Larkin Grimm - Parplar - David Cowling

There's nothing grim about this collection

Grimm opens this record like a hard to like acolyte of Devendra Banhart but she soon outstrips him, she passes and presses all manner of genres squeezing the ordinary to extract the magical. Her voice swoops, seduces, screeches, soothes, charms and at times her tongue twists through your auditory canal and tickles your brain. "Blond and Golden John" twitters and chimes, the relaxed sensual "Dominican Rum" has playful waves of barrelhouse piano at odds with the lyrics that at one point describe the pus emanating from her uterus (did I mention she¹s earthy too). The breadth of her experience from hippy commune to Yale, Guatemala, the Appalachian Mountains and Thailand leeches into the songs, twisting them always away from the mundane and towards the exotic, "Parplar" sounds like it was recorded in a rainforest where displaced New Orleans jazzmen are recuperating.

Oriental influences splash but don¹t swamp - "My Justine" it sounds like Chinese folk music being played over a Steve Reich small group piece and it is compelling and strangely beautiful. Appalachia thrusts its mountainous head into "Fall On My Knees" a rubbery hoedown, speaking tongues and tape manipulation make "How to Catch a Lizard" sound like something a modern Alice in Wonderland would sing after she has stepped through the looking glass.
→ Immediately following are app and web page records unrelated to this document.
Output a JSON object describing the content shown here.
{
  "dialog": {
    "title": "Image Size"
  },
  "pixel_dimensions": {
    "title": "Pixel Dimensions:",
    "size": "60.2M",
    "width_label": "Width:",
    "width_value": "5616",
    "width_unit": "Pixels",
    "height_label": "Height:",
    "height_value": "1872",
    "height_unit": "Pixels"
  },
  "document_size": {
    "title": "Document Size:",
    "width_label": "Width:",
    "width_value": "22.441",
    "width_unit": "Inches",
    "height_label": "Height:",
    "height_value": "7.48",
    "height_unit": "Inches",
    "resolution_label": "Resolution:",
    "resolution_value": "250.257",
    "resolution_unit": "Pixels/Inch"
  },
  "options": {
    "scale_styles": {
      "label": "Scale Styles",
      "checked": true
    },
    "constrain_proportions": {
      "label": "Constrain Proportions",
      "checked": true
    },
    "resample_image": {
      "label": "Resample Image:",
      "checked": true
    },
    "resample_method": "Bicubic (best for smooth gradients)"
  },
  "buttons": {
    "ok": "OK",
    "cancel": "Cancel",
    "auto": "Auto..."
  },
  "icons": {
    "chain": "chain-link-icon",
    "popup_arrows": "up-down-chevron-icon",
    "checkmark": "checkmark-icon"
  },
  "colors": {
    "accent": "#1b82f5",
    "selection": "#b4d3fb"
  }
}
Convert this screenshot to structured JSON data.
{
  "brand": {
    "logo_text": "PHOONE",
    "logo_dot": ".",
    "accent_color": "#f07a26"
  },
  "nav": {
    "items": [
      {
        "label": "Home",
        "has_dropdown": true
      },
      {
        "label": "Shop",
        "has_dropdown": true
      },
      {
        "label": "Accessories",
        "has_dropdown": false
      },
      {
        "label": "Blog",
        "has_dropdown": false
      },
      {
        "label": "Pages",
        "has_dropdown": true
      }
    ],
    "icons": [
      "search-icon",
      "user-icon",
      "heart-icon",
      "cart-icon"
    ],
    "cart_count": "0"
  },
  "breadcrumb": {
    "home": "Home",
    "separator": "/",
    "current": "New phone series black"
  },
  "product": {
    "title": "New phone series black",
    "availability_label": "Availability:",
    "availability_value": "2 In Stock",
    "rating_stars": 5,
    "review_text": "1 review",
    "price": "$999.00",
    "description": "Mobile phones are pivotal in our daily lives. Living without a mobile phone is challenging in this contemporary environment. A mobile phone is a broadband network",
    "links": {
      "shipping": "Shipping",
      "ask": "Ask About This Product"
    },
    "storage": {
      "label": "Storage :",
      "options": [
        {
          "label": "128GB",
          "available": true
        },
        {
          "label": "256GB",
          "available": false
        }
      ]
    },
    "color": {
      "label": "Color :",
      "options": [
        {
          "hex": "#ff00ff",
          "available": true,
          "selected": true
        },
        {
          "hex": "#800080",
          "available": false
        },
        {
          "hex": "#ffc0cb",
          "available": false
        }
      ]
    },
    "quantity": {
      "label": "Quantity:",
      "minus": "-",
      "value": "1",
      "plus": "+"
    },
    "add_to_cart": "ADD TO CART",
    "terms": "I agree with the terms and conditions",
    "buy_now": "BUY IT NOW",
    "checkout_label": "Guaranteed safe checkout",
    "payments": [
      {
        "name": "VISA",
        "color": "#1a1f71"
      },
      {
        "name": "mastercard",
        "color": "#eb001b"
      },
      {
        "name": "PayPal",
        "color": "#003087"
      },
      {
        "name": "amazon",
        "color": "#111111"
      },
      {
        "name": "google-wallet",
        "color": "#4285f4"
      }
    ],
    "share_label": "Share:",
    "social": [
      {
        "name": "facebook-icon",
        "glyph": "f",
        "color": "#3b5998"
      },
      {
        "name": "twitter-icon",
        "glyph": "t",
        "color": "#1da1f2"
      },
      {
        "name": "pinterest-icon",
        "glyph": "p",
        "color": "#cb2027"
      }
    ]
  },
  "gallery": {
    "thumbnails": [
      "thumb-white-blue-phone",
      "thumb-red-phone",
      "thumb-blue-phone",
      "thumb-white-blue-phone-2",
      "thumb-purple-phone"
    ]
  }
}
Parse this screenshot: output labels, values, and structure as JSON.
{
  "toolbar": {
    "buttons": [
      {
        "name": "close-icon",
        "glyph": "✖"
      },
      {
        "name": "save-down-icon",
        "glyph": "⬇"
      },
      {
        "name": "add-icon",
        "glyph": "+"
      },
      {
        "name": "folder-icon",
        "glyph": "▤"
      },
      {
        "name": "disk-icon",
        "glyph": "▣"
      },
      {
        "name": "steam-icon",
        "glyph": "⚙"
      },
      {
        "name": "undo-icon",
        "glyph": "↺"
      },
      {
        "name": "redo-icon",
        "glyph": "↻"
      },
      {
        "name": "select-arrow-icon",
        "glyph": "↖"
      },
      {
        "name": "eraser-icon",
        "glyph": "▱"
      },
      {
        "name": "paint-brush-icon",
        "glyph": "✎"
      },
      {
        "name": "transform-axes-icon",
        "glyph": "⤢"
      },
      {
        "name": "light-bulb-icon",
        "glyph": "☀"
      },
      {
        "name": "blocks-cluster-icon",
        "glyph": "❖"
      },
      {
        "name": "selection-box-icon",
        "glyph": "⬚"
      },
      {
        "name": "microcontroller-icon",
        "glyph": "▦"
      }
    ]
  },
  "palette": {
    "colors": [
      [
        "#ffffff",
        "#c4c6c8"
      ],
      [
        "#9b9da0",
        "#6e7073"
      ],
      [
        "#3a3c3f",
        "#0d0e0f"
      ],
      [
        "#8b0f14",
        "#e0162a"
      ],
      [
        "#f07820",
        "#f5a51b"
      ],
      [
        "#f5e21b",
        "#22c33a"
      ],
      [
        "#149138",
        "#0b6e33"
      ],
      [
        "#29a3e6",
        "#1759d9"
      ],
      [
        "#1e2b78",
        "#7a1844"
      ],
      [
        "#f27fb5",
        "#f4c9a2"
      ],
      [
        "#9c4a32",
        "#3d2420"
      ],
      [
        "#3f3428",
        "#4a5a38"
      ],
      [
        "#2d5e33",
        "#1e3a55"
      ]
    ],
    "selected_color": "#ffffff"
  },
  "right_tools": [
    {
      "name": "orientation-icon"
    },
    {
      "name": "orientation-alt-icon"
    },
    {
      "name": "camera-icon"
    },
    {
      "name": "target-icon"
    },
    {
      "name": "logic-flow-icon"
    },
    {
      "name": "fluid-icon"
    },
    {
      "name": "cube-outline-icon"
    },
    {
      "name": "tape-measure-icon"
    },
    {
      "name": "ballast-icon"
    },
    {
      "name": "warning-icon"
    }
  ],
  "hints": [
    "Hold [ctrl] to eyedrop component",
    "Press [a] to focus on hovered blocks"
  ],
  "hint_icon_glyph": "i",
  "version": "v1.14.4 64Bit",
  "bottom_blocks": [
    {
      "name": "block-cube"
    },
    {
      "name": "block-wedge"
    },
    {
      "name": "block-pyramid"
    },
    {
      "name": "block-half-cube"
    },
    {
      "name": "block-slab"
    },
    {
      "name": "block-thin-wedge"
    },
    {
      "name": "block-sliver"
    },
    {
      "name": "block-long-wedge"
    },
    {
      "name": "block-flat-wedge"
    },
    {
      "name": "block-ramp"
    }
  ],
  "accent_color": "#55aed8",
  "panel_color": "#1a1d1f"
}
The album feels like a journey and it takes the closing "Hope for the Hopeless" the most conventional song here to remind the listener what a diverse and thrilling ride it was.